Which brings me to the Three Stages of Love. Which stage you live in affects the quality, depth and magic of your experiences in life and love.
Stage 1: I need you to love me.
In Stage 1, I need the outside world to appreciate me, validate me, respect me, love me. To experience love, I need the outside world to be a certain way. My parents have to approve of me. I need to make this much money. My girlfriend has to behave in ways I like. My friends have to treat me a certain way.
Oh my, what an unstable existence!
Love just evaporates the moment the world stops meeting our conditions!
If we can avoid cynicism, eventually we simply realize Stage 1 love isn’t reliable. It’s completely ephemeral, and thus not consistently fulfilling.
Disillusionment sets in.
Welcome to Stage 2.
Stage 2: I will love myself.
I don’t need you to love me. I’ll give love to myself. I’ll take myself on dates and vacations. I’ll pamper myself with good food and clothes and trips to the spa.
In fact, I’ll do something awesome for me everyday. I’ll meditate and do yoga, maybe go find myself in India. I’ll be kind to me and say affirmations in the mirror about how wonderful, beautiful, brilliant and delicious I am! I’ll say to myself, “I love you!” and I might even marry myself (self-marriage ceremonies are now coming into fashion).
I’ll develop both my masculine and feminine qualities so that I am a whole, complete individual.
My life is more or less great with or without a partner. Not needing a partner feels really empowering to me, and safe.
Before long, though, I realize that safety becomes stagnant, maybe even suffocating. Although I love myself consistently which feels nice, I only give love to others when it’s appropriate and feels good, because I know they’re responsible for their own self-love, too. I may not fully accept another person’s love because I know it’s unstable.
Something is missing. Disillusionment is stirring.
Welcome to Stage 3.
Stage 3: I am love, itself.
I have discovered an endless well-spring of love sourced deep within my very own heart. I can radiate love into the world because I now know I could never possibly run out!
Effortlessly, I give love to myself and my partner, to bored workers at the DMV, to democrats and republicans, to the whole world. I still work towards a better world, but no longer with anxiety. I have finally learned to love everything this crazy life throws at me.
I instinctively move away from people who want to hurt me because I love myself deeply. Where I used to leave in anger, now I leave in love because I know only people in pain want others to hurt, too. Still, I’ll love them from a distance.
I’m free to live my authentic truth everyday. I don’t need validation from outside me.
Disillusionment is welcome, because I know it just points the way towards a deeper love within me that doesn’t depend on outside conditions.
If I have a partner, I love her with all of me, always curious to explore how I might make her life richer. She’s free to show up however she wants, because I simply love doing this exquisite dance with her. We’re also both free to end this dance whenever we feel that’s our deepest truth.

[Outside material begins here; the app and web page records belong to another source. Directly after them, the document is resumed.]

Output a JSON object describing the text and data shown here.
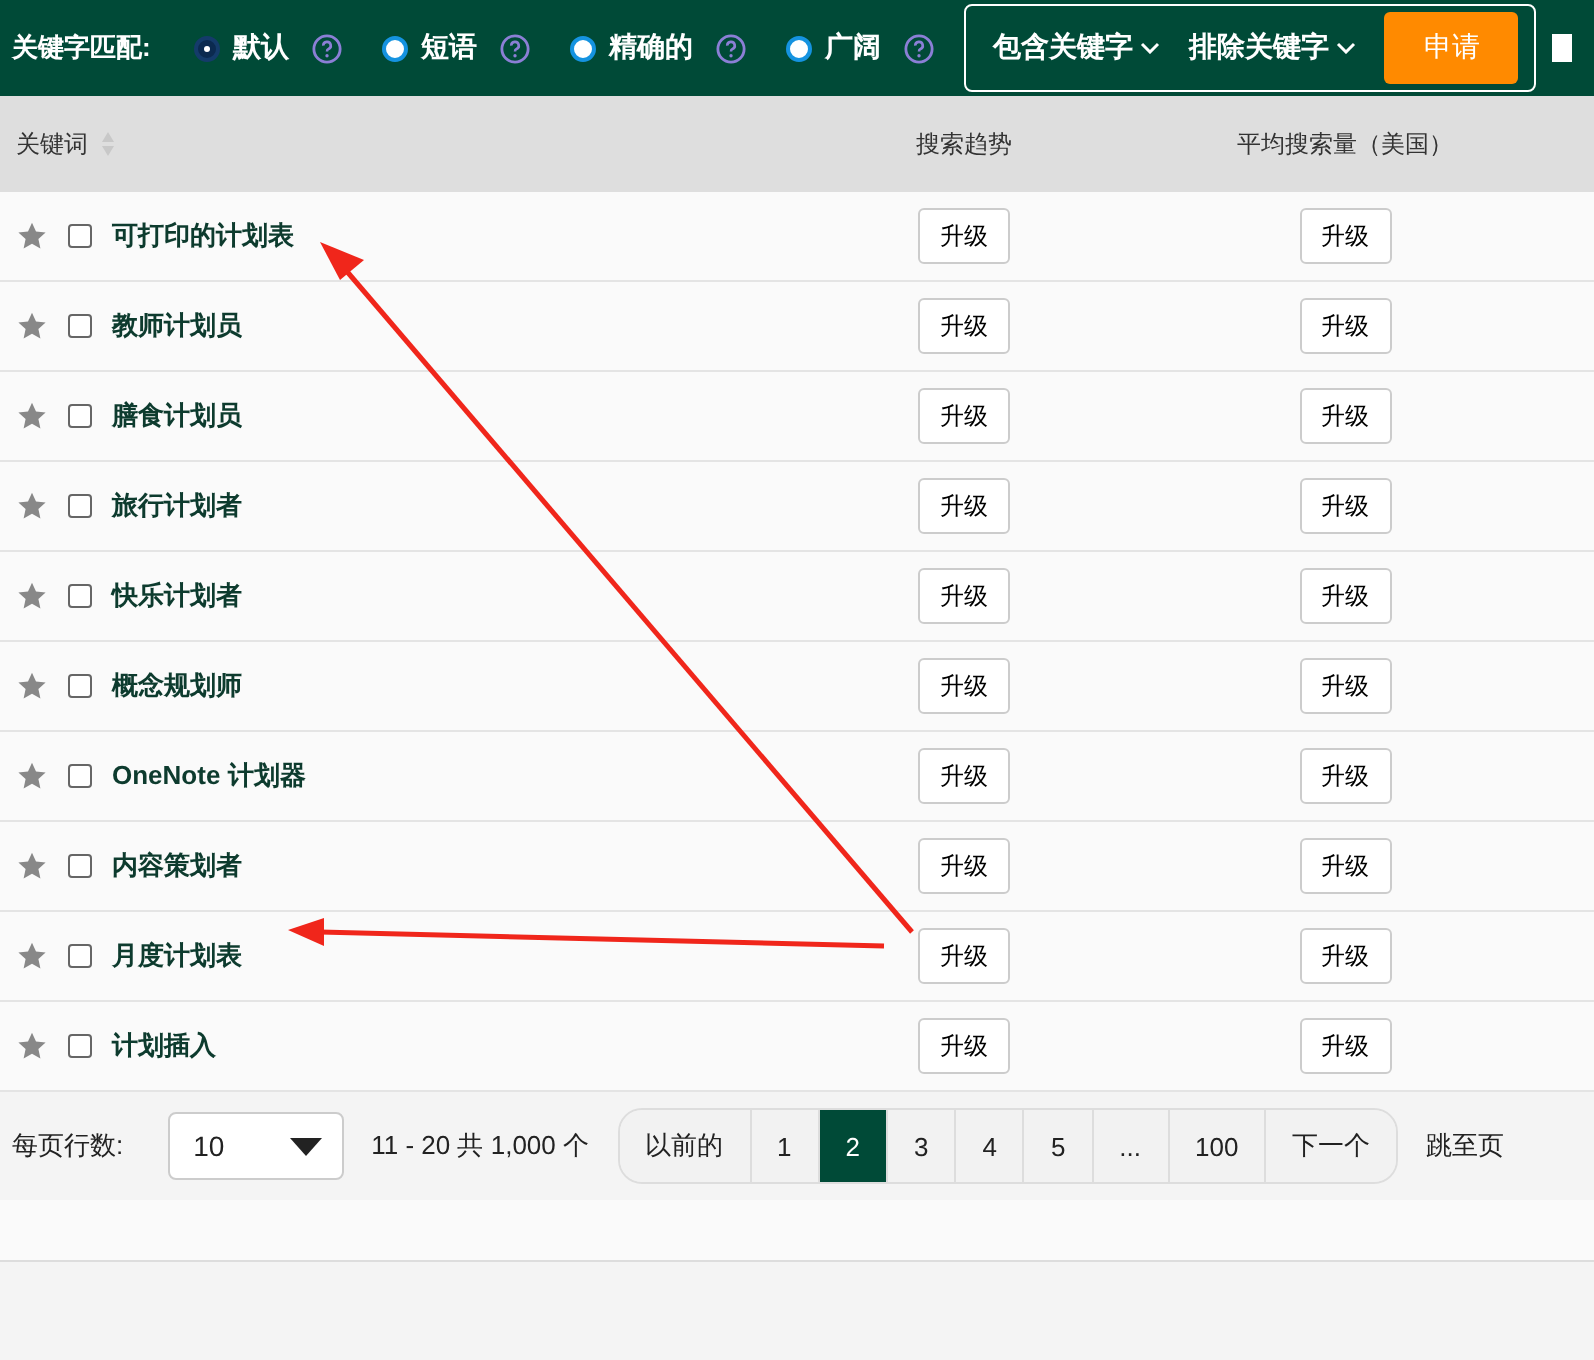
{
  "match_bar": {
    "label": "关键字匹配:",
    "options": [
      {
        "label": "默认",
        "selected": true
      },
      {
        "label": "短语",
        "selected": false
      },
      {
        "label": "精确的",
        "selected": false
      },
      {
        "label": "广阔",
        "selected": false
      }
    ],
    "include_dropdown": "包含关键字",
    "exclude_dropdown": "排除关键字",
    "apply_button": "申请"
  },
  "table": {
    "columns": [
      "关键词",
      "搜索趋势",
      "平均搜索量（美国）"
    ],
    "rows": [
      {
        "keyword": "可打印的计划表",
        "checked": false,
        "trend": "升级",
        "volume": "升级"
      },
      {
        "keyword": "教师计划员",
        "checked": false,
        "trend": "升级",
        "volume": "升级"
      },
      {
        "keyword": "膳食计划员",
        "checked": false,
        "trend": "升级",
        "volume": "升级"
      },
      {
        "keyword": "旅行计划者",
        "checked": false,
        "trend": "升级",
        "volume": "升级"
      },
      {
        "keyword": "快乐计划者",
        "checked": false,
        "trend": "升级",
        "volume": "升级"
      },
      {
        "keyword": "概念规划师",
        "checked": false,
        "trend": "升级",
        "volume": "升级"
      },
      {
        "keyword": "OneNote 计划器",
        "checked": false,
        "trend": "升级",
        "volume": "升级"
      },
      {
        "keyword": "内容策划者",
        "checked": false,
        "trend": "升级",
        "volume": "升级"
      },
      {
        "keyword": "月度计划表",
        "checked": false,
        "trend": "升级",
        "volume": "升级"
      },
      {
        "keyword": "计划插入",
        "checked": false,
        "trend": "升级",
        "volume": "升级"
      }
    ]
  },
  "pagination": {
    "rows_label": "每页行数:",
    "rows_value": "10",
    "range": "11 - 20 共 1,000 个",
    "pages": [
      {
        "label": "以前的",
        "selected": false
      },
      {
        "label": "1",
        "selected": false
      },
      {
        "label": "2",
        "selected": true
      },
      {
        "label": "3",
        "selected": false
      },
      {
        "label": "4",
        "selected": false
      },
      {
        "label": "5",
        "selected": false
      },
      {
        "label": "...",
        "selected": false
      },
      {
        "label": "100",
        "selected": false
      },
      {
        "label": "下一个",
        "selected": false
      }
    ],
    "jump_label": "跳至页"
  }
}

We let love show the way.
(Auth note: Inspired by David Deida’s 3 Stages of Intimacy)
This article was originally published at The Good Men Project. Reprinted with permission from the author.